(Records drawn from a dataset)
□ □ □ □

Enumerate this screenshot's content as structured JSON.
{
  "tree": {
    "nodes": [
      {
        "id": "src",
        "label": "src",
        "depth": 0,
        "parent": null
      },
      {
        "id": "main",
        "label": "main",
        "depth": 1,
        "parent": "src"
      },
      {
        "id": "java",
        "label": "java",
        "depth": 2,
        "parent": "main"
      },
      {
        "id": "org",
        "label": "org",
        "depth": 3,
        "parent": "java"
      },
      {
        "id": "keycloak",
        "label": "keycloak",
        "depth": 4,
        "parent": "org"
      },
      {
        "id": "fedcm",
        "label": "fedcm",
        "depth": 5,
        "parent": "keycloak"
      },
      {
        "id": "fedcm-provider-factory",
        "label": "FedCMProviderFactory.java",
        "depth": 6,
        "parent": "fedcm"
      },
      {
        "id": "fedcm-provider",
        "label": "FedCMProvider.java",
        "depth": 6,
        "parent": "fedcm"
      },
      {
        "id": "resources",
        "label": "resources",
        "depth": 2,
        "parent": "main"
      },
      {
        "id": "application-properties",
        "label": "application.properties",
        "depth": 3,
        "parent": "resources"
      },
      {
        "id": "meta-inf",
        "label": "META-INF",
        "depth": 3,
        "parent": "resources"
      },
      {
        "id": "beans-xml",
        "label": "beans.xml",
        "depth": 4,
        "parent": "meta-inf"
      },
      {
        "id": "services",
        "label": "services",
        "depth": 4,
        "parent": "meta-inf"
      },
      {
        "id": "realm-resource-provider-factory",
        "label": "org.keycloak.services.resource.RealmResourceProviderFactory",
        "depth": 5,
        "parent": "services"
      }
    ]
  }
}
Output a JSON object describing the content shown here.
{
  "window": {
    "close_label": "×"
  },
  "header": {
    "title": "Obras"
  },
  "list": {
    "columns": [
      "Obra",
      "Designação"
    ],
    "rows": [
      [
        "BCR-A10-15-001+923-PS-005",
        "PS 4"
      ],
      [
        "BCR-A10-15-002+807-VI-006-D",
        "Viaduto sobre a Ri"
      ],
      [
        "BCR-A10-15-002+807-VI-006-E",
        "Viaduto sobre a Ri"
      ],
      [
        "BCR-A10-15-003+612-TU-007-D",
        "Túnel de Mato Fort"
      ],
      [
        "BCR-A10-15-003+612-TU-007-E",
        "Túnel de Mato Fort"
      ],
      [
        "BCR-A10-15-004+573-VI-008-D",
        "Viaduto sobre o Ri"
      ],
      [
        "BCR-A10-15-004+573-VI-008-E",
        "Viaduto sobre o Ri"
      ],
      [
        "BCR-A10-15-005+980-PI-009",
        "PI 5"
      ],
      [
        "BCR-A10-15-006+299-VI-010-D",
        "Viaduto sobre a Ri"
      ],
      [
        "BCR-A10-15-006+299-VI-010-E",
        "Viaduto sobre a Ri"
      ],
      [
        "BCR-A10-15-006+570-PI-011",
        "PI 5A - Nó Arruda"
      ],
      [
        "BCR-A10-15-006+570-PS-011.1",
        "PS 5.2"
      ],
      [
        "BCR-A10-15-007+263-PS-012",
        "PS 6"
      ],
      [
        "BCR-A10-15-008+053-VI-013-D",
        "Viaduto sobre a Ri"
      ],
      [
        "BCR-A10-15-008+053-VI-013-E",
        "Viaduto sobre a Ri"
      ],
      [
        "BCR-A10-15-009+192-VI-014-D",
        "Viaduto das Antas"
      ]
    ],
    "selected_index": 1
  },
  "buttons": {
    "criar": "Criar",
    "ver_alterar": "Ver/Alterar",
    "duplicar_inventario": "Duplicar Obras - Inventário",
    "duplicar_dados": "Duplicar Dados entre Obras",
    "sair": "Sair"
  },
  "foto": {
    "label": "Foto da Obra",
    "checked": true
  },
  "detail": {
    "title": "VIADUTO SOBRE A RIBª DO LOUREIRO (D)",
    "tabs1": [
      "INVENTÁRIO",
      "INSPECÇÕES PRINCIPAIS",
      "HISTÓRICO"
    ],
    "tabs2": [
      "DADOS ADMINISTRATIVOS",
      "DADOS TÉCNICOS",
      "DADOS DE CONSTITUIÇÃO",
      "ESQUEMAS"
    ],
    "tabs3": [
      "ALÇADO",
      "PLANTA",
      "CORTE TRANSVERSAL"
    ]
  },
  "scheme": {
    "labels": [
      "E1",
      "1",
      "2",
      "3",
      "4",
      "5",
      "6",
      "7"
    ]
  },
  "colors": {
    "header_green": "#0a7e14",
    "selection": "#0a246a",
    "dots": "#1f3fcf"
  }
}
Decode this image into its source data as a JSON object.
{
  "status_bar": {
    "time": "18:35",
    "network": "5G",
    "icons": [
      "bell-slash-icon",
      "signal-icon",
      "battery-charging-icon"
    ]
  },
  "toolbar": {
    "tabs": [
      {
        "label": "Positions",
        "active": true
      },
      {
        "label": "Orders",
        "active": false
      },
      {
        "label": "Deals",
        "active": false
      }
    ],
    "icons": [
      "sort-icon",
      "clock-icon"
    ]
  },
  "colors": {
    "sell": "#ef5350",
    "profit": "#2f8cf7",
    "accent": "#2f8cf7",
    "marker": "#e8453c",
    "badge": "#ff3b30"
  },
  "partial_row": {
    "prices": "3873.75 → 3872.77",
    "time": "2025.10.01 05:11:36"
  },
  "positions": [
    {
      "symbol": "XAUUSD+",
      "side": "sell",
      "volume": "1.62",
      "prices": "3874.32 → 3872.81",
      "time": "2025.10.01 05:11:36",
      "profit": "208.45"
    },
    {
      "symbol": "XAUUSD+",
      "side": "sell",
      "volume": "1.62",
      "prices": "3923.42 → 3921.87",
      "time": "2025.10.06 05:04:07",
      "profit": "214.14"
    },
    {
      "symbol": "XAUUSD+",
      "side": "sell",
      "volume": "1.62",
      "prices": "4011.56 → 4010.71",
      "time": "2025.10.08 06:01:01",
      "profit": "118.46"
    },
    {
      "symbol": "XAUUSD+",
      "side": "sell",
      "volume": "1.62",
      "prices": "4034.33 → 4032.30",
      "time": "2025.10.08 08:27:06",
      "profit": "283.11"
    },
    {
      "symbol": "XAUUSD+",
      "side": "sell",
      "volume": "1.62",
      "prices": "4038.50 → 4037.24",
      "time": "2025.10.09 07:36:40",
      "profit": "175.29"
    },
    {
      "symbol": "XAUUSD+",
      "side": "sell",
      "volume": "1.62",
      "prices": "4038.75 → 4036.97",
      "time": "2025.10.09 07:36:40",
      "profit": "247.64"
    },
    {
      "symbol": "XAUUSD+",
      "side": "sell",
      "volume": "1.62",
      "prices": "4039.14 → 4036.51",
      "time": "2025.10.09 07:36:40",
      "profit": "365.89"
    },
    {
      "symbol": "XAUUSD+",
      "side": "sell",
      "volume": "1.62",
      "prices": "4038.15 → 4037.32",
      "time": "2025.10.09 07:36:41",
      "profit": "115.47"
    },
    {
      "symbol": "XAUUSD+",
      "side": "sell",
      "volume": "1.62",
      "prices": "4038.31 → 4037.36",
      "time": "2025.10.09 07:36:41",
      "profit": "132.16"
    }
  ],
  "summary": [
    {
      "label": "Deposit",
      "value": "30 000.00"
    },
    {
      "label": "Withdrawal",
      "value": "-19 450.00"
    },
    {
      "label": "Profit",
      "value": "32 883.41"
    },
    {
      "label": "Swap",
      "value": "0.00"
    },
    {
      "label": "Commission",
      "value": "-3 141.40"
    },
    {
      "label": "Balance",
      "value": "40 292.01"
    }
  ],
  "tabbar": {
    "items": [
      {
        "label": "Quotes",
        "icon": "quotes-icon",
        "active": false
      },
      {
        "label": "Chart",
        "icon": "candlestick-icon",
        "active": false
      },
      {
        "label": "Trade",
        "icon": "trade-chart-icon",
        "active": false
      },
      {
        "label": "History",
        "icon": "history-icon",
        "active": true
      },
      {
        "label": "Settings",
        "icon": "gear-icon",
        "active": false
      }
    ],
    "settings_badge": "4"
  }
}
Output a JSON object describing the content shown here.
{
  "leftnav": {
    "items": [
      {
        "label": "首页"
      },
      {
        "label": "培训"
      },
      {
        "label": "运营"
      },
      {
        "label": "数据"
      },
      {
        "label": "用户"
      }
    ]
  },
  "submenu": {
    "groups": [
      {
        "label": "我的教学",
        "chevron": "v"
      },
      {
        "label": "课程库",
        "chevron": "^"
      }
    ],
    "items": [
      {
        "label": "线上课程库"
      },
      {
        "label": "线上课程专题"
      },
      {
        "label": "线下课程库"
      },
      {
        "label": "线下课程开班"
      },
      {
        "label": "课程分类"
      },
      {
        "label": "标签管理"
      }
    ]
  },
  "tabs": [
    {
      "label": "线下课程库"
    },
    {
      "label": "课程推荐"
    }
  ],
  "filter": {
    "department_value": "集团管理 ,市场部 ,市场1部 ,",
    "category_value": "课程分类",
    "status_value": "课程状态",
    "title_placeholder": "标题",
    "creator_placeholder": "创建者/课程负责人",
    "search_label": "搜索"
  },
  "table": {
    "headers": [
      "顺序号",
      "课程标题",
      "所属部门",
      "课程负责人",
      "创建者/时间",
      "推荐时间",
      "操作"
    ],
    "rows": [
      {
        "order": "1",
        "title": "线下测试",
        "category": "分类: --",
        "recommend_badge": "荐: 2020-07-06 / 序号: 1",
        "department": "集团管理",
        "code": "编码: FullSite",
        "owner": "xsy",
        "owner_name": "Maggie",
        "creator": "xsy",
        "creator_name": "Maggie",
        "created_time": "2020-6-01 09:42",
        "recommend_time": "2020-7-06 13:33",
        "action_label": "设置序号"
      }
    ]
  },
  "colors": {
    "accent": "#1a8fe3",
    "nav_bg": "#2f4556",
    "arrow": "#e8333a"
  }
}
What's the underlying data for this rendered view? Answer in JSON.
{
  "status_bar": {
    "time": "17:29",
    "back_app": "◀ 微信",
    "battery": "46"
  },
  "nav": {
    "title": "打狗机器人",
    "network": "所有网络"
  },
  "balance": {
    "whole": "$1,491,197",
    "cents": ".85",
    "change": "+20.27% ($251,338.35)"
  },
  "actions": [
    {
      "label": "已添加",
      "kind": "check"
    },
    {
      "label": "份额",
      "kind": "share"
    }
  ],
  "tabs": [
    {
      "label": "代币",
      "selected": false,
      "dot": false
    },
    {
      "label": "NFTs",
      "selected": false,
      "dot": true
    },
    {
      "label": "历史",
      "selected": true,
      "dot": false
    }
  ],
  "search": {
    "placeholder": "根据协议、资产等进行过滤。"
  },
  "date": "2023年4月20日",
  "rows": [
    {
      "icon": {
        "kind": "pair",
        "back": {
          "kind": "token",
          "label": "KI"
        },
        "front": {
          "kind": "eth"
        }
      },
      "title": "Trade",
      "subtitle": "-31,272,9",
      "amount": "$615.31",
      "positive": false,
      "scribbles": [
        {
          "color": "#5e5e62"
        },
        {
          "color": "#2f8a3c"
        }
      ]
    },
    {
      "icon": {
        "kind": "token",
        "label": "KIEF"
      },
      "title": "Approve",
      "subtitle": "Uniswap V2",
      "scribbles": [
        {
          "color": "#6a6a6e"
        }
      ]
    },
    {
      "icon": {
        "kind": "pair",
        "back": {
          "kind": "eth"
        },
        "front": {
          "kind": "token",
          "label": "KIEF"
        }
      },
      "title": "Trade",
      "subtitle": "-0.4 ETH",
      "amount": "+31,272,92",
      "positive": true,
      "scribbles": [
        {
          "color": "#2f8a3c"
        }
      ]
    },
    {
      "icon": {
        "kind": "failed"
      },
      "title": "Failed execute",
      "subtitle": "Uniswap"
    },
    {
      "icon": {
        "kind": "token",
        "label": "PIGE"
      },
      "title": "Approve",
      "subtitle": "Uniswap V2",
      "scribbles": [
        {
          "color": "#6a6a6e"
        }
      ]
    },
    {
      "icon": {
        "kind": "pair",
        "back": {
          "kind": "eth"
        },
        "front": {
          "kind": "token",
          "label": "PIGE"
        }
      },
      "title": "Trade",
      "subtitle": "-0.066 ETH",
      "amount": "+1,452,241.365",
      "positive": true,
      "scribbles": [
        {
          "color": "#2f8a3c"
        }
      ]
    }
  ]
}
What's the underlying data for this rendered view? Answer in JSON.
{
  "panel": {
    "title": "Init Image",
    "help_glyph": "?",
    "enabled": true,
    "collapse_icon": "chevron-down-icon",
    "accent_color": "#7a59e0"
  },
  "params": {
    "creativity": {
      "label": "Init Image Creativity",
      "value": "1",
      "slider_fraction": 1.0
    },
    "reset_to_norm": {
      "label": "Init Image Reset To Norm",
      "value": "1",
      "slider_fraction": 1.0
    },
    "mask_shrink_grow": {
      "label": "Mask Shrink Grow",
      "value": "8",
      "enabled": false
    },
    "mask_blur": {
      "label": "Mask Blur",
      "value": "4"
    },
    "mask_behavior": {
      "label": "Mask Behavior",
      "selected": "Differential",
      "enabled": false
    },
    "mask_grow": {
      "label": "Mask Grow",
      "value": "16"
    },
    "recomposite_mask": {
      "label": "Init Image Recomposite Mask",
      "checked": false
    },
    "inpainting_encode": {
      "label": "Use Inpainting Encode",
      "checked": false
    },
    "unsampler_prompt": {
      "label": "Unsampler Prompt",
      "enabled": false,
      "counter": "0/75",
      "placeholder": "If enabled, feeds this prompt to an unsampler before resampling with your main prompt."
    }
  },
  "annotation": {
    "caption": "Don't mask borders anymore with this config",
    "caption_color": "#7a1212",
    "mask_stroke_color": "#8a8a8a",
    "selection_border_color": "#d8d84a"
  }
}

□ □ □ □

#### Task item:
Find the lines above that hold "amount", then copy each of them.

#### Exercise solution:
      "amount": "$615.31",
      "amount": "+31,272,92",
      "amount": "+1,452,241.365",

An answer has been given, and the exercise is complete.